→ EXERCISE GOAL
I would like the number of lines in the data that contain the word "title". Please give that number alone.

|---|

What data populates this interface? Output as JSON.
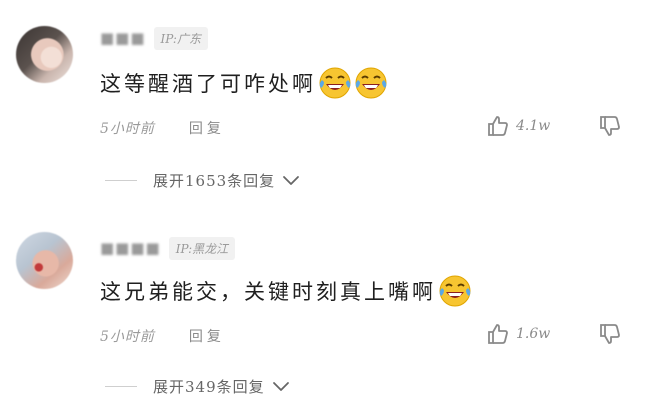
{
  "comments": [
    {
      "ip_location": "IP:广东",
      "text": "这等醒酒了可咋处啊",
      "emoji_count": 2,
      "time": "5小时前",
      "reply_label": "回复",
      "likes": "4.1w",
      "expand_label": "展开1653条回复"
    },
    {
      "ip_location": "IP:黑龙江",
      "text": "这兄弟能交，关键时刻真上嘴啊",
      "emoji_count": 1,
      "time": "5小时前",
      "reply_label": "回复",
      "likes": "1.6w",
      "expand_label": "展开349条回复"
    }
  ],
  "icons": {
    "emoji": "laughing-crying-emoji-icon",
    "like": "thumbs-up-icon",
    "dislike": "thumbs-down-icon",
    "expand": "chevron-down-icon"
  },
  "colors": {
    "emoji_face": "#f7c531",
    "tears": "#5aa8e8",
    "muted_text": "#9a9a9a"
  }
}
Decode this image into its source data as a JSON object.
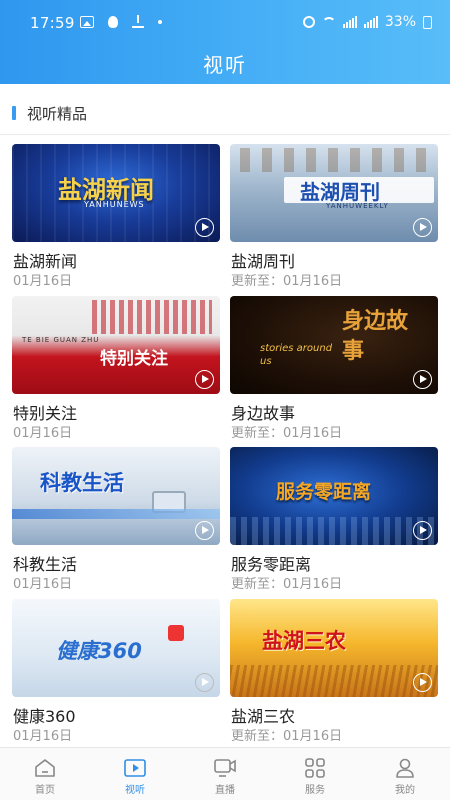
{
  "status_bar": {
    "time": "17:59",
    "battery": "33%"
  },
  "header": {
    "title": "视听"
  },
  "section": {
    "title": "视听精品"
  },
  "cards": [
    {
      "title": "盐湖新闻",
      "date": "01月16日",
      "thumb_text": "盐湖新闻",
      "thumb_sub": "YANHUNEWS"
    },
    {
      "title": "盐湖周刊",
      "date": "更新至：01月16日",
      "thumb_text": "盐湖周刊",
      "thumb_sub": "YANHUWEEKLY"
    },
    {
      "title": "特别关注",
      "date": "01月16日",
      "thumb_text": "特别关注",
      "thumb_sub": "TE BIE GUAN ZHU"
    },
    {
      "title": "身边故事",
      "date": "更新至：01月16日",
      "thumb_text": "身边故事",
      "thumb_sub": "stories around us"
    },
    {
      "title": "科教生活",
      "date": "01月16日",
      "thumb_text": "科教生活",
      "thumb_sub": ""
    },
    {
      "title": "服务零距离",
      "date": "更新至：01月16日",
      "thumb_text": "服务零距离",
      "thumb_sub": ""
    },
    {
      "title": "健康360",
      "date": "01月16日",
      "thumb_text": "健康360",
      "thumb_sub": ""
    },
    {
      "title": "盐湖三农",
      "date": "更新至：01月16日",
      "thumb_text": "盐湖三农",
      "thumb_sub": ""
    }
  ],
  "bottom_nav": [
    {
      "label": "首页",
      "icon": "home-icon",
      "active": false
    },
    {
      "label": "视听",
      "icon": "video-icon",
      "active": true
    },
    {
      "label": "直播",
      "icon": "live-icon",
      "active": false
    },
    {
      "label": "服务",
      "icon": "grid-icon",
      "active": false
    },
    {
      "label": "我的",
      "icon": "user-icon",
      "active": false
    }
  ],
  "colors": {
    "header_start": "#2f97ee",
    "header_end": "#58bdf8",
    "accent": "#3a9cf0",
    "nav_active": "#2f8fe8"
  }
}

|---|

→ REPLY
10